This is just one more disadvantage single parents have to face. In general it will limit their children's opportunities and experiences. It's not hard to imagine how being carless even puts them at greater risk.

I've banged on about single parents for a long time now. It's not personal. It's about this idiot welfare system that subsidises a family structure which doesn't serve the interests of their children.

I am incredibly thankful that the teenage birth rate is dropping because that is the source of many single parent families. Long may the trend continue to be a positive one.

Tuesday, February 03, 2015

Quote of the Day

 From the NZ Herald:
"I don't think we should help Maori more because they happen to be Maori. That to me is a nonsense. Some Maori are as affluent as I am. Some could be more affluent than I am. Help them because they need help."

Don Brash

Monday, February 02, 2015

Social worker registration

For a number of years the Left has  demanded that all social workers be compulsorily  registered. The new Social Development spokesperson for Labour has some 'shocking' statistics:

“Since the system of voluntary registration was introduced in 2003 there have been seventeen cases of reported misconduct of people who worked as social workers or community workers, sixteen of which were unregistered,” says Carmel Sepuloni.
An average of 1.3 cases of misconduct a year.

Apparently, according to the last census, there are around 14,000 social workers.

There were  146,657 care and protection notifications to CYF in the 2012/13 year alone. That's just one arena in which social workers operate.

A great number - the majority - of social workers remain unregistered for reasons best known to them. But any additional bureaucratic requirement that would deter people from becoming or remaining social workers will only reduce their numbers.

Then Labour will be up in arms about an overloaded workforce. For instance, Jacinda Ardern:

“CYF staff are under enormous pressure. The number of notifications it receives has more than doubled over the last six years, averaging 400 a day.
“It has confirmed social workers, who have higher caseloads than in many other countries, are struggling with both the increased demand and higher standards of investigation as cases become more complex and difficult.
“Ms Bennett admits resources are stretched. She should also admit that this isn’t about human error but about human overload.”
It seems fairly obvious why calls to make registration mandatory have not come to fruition.

Sunday, February 01, 2015

Interesting juxtaposition re the Green's future direction

Two columns offer quite contrasting views.

The first from Rodney Hide:

The David Cunliffe experiment of tacking left is over.
That's good news for the Greens: they can hoover up left-wing voters.
It's good news for Labour: they have to win the middle to win Government.
(BTW Rodney predicted Norman's demise as leader in his Radio Live predictions for 2015).

The second from Chris Trotter who, with out providing specific examples, I have a sense often gets things wrong.

Under Rod Donald and Jeanette Fitzsimons, Russel Norman and Metiria Turei, the Greens belonged to the Left.

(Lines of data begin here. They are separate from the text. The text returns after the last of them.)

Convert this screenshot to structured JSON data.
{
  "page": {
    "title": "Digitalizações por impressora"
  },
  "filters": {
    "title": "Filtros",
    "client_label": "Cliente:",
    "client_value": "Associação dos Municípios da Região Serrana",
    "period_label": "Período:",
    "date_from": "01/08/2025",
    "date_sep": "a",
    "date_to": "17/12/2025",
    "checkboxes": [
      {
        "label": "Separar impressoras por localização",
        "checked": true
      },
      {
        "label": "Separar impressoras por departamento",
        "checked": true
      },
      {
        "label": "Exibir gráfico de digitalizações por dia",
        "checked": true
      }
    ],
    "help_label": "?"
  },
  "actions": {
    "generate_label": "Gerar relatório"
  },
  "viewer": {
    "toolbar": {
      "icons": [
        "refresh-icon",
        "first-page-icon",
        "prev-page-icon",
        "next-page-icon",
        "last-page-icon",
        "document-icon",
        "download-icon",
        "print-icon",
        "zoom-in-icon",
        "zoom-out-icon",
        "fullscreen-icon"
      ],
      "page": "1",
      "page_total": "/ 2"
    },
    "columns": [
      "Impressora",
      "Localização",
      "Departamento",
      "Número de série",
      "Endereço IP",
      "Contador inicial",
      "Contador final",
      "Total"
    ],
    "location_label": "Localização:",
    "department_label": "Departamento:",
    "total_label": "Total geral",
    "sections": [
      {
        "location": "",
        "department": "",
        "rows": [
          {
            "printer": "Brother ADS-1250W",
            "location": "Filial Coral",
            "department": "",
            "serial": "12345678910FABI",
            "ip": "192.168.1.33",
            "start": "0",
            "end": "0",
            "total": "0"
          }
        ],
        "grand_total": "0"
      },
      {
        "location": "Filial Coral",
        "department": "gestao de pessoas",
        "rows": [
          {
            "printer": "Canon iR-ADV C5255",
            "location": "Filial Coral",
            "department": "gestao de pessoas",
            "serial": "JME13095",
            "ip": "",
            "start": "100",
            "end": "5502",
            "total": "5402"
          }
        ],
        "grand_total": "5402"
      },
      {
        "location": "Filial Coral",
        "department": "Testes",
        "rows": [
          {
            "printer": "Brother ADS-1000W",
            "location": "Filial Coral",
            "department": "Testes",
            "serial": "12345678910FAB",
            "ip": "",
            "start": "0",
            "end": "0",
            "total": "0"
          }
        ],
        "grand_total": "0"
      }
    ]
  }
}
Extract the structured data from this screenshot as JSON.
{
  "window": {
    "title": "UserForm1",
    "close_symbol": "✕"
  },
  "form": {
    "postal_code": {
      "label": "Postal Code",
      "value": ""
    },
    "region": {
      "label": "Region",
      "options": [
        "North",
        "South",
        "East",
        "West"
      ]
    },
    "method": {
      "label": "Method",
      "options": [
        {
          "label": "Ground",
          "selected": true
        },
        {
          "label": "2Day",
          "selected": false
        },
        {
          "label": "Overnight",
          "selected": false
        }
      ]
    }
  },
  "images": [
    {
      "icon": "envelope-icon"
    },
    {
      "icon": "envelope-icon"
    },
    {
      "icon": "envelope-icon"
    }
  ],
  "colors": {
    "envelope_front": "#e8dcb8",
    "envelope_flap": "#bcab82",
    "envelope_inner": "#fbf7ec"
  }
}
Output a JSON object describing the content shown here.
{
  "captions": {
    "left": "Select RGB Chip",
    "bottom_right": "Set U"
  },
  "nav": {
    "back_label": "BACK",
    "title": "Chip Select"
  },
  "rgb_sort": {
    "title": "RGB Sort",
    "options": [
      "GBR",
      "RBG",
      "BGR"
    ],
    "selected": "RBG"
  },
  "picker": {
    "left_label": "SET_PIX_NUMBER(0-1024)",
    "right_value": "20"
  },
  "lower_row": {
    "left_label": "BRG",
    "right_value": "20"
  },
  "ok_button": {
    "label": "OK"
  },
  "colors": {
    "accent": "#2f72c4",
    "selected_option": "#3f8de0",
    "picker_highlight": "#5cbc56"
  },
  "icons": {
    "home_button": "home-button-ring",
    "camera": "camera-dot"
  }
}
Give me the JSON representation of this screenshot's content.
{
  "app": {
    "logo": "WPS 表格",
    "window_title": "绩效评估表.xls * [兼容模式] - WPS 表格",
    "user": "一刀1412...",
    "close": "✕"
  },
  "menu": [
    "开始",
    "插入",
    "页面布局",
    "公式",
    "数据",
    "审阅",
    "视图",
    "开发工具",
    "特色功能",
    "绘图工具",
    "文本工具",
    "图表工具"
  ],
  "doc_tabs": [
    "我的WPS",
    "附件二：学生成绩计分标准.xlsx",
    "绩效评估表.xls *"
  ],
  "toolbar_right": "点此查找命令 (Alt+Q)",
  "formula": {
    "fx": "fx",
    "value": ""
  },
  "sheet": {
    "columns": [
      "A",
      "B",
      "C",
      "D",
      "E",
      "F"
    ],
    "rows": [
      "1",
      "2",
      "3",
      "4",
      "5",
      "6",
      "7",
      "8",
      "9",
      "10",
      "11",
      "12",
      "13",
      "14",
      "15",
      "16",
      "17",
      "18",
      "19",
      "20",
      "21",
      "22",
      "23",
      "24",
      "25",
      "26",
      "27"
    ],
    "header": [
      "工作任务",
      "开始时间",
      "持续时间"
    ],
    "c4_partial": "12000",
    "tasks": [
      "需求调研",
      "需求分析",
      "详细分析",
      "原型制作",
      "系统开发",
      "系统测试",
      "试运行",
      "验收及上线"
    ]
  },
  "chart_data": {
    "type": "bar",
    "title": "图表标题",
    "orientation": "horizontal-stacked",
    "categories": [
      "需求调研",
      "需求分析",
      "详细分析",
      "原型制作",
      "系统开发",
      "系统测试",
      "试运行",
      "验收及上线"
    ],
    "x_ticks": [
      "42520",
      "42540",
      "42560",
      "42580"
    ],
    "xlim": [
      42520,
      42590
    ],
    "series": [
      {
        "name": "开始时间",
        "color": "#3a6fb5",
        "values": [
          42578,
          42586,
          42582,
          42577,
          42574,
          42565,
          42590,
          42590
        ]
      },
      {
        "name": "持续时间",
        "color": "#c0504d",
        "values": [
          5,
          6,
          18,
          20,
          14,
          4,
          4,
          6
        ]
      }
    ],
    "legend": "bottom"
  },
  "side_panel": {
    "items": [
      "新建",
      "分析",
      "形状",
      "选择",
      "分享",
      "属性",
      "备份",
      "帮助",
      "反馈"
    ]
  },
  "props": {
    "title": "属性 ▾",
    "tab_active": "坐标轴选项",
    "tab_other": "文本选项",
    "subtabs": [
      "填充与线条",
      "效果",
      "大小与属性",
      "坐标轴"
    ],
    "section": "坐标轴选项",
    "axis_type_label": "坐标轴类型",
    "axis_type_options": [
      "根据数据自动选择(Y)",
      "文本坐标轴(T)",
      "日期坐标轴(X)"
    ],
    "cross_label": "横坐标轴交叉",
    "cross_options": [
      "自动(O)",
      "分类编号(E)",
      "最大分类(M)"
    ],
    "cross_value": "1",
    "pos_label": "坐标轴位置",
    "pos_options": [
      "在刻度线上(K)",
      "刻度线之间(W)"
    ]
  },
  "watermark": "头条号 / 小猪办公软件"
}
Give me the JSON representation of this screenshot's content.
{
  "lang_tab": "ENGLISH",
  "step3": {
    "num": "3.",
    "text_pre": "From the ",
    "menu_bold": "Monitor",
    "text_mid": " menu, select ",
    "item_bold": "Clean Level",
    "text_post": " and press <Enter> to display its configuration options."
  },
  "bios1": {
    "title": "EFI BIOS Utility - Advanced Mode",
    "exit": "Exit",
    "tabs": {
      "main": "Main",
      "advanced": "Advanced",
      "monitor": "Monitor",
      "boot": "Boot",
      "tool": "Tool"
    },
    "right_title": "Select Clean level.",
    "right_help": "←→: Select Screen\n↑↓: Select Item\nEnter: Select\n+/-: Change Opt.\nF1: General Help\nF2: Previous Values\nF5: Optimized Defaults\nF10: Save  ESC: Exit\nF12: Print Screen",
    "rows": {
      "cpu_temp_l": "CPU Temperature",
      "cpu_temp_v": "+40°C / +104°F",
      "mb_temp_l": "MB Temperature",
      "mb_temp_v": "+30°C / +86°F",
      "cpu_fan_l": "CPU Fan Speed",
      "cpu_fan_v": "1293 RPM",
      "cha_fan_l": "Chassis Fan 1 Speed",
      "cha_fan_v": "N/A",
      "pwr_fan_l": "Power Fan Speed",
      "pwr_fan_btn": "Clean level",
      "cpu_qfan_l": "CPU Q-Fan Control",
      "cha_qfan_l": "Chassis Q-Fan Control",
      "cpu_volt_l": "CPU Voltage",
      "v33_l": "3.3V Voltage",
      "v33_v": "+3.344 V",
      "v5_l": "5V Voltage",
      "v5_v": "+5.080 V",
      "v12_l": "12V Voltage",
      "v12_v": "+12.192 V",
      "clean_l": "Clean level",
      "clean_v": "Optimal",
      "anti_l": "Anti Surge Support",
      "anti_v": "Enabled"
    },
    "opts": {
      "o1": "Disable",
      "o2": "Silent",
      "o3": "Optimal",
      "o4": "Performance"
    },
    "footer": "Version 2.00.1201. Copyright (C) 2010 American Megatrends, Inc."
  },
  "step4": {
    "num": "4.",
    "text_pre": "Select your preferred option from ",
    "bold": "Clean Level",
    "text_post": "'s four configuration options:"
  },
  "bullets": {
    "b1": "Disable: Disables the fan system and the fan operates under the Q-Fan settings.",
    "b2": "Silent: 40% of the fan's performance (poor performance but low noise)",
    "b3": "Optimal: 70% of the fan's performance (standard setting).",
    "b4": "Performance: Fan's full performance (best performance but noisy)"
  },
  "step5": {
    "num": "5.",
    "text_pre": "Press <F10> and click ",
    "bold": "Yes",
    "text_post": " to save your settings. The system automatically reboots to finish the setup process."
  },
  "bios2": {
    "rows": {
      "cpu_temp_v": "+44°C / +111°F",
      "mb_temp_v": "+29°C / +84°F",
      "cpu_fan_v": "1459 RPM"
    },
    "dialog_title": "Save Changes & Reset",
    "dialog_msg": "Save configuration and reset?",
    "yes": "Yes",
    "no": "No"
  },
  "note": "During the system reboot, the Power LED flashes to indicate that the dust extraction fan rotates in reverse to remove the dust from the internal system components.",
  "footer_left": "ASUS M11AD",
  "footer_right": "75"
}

Under its next set of co-leaders, especially if their names are Shaw and Genter, the Greens will belong to whoever offers them the best deal.
Under Rod Donald and Jeanette Fitzsimons, Russel Norman and Metiria Turei, the Greens belonged to the Left. Under its next set of co-leaders, especially if their names are Shaw and Genter, the Greens will belong to whoever offers them the best deal. - See more at:


From today's Herald on Sunday:
A 3 News Reid-Research poll has revealed 55 per cent of voters think Little is potentially a better match for Prime Minister John Key than his Labour Party leader predecessors.

If I'd been asked, I'd be in the 55%. Look what the respondent is being asked to compare him to.

3 News political editor Patrick Gower said the poll result was a huge boost for Little.


I think he's 'better' because he appears more decisive. But he decided to do two things that made the chance of me voting Labour even more remote - scrapping the end of life bill and moves to raise the Super qualifying age.

In any case, each of Labour's recent incoming leaders has enjoyed initial support and confidence. Hasn't lasted though.